● WORK REQUEST:
For the entries below, say how many lines include the word "inline" and add nothing else.

● RECORDED INFORMATION:
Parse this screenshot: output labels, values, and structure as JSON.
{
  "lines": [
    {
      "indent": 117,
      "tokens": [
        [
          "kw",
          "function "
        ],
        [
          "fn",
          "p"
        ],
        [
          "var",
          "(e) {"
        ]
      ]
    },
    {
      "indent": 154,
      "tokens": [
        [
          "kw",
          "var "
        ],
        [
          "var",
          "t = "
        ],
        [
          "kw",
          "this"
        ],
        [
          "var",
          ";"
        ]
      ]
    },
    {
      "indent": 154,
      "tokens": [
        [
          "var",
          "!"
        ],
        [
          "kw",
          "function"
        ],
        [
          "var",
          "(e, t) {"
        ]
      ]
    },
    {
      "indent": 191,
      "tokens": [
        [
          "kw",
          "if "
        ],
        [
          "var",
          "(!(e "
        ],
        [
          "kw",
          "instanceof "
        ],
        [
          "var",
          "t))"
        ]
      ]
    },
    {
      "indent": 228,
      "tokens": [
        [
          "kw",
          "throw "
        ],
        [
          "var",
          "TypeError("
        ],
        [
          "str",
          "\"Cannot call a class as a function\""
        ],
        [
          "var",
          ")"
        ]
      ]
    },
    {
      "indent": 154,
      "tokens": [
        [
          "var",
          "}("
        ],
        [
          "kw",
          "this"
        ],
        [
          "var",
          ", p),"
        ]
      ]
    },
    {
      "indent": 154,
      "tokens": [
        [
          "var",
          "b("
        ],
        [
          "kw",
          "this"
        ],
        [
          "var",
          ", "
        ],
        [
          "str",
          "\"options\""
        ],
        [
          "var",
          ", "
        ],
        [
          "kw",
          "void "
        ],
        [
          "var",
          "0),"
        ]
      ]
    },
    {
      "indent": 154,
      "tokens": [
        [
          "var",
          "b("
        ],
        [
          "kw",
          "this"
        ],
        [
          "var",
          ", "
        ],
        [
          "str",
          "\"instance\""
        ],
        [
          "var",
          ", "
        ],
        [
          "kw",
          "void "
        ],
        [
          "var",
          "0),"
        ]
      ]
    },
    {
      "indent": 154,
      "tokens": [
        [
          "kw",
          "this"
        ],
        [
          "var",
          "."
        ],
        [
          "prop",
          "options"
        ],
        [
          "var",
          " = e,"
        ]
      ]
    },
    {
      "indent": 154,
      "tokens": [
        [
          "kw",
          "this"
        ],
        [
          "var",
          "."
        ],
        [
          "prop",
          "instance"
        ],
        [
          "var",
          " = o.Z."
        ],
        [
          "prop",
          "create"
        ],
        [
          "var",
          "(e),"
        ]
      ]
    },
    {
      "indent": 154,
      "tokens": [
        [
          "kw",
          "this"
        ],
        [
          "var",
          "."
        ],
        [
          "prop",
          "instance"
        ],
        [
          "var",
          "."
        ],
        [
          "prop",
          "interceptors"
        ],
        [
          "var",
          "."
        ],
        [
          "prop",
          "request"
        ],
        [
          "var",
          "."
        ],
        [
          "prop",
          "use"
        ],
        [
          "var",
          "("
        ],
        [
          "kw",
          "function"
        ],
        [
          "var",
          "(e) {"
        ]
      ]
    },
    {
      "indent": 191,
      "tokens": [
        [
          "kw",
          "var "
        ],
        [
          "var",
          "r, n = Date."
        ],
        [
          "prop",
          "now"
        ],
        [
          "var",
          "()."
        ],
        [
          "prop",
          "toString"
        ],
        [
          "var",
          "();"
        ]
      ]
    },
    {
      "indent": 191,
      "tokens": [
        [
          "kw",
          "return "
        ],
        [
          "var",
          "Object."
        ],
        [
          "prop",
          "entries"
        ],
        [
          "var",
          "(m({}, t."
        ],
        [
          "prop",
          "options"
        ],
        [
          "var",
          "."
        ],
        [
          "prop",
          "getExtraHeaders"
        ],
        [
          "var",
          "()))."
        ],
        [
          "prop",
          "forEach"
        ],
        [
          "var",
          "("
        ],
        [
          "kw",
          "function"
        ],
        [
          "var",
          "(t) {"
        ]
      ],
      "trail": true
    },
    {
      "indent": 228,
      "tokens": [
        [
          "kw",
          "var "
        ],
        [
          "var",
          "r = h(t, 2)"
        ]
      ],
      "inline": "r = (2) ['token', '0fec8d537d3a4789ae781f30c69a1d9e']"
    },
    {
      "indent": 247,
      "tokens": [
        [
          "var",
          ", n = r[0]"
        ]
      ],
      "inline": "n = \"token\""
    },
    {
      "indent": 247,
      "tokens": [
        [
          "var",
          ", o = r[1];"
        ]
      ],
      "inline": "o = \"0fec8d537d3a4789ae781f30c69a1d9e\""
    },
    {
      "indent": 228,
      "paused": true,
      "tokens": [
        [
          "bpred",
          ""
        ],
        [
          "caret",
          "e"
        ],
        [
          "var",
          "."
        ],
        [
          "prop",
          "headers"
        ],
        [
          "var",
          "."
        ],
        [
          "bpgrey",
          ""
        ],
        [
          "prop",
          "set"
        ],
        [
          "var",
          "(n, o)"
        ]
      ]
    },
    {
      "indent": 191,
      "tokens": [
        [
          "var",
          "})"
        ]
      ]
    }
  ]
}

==

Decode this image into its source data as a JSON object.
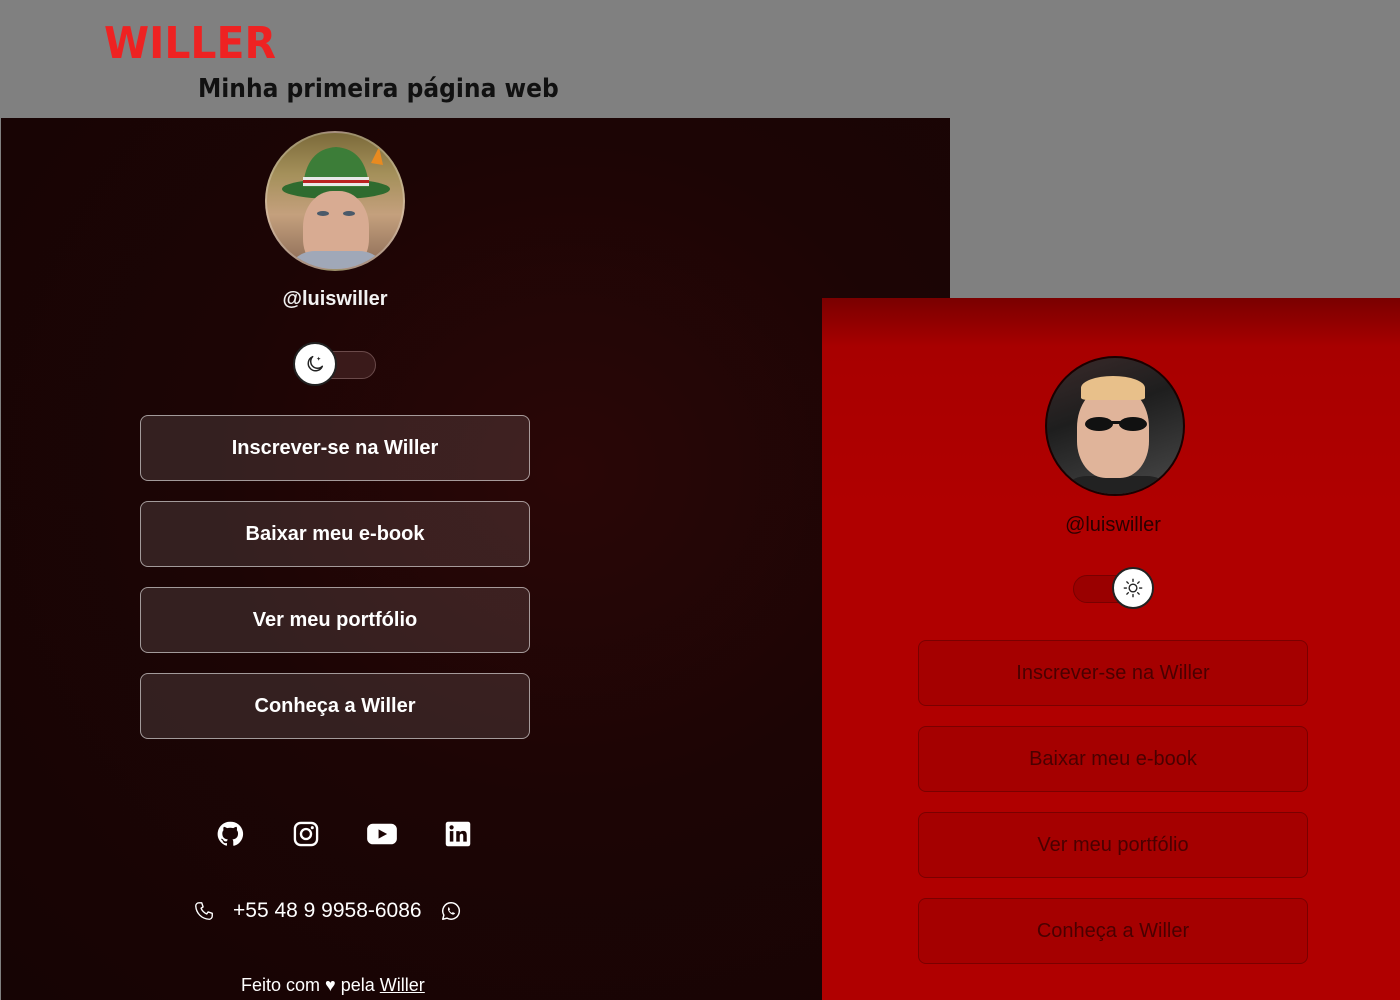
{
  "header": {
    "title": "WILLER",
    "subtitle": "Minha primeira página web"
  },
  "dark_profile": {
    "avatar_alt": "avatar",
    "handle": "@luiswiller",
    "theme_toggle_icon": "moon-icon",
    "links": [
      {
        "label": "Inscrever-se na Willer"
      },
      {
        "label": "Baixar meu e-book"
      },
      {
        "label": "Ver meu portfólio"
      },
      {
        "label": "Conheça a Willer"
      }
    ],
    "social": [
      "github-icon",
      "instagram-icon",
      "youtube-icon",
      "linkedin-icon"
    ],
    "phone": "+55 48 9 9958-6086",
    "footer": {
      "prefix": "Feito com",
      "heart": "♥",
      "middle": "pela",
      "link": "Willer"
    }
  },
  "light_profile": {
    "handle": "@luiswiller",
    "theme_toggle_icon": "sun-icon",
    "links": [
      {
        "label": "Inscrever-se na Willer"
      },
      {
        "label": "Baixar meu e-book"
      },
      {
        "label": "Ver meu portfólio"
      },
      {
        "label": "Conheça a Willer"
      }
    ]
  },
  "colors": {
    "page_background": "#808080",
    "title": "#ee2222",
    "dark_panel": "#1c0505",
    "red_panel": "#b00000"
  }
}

● WORKED SOLUTION:
3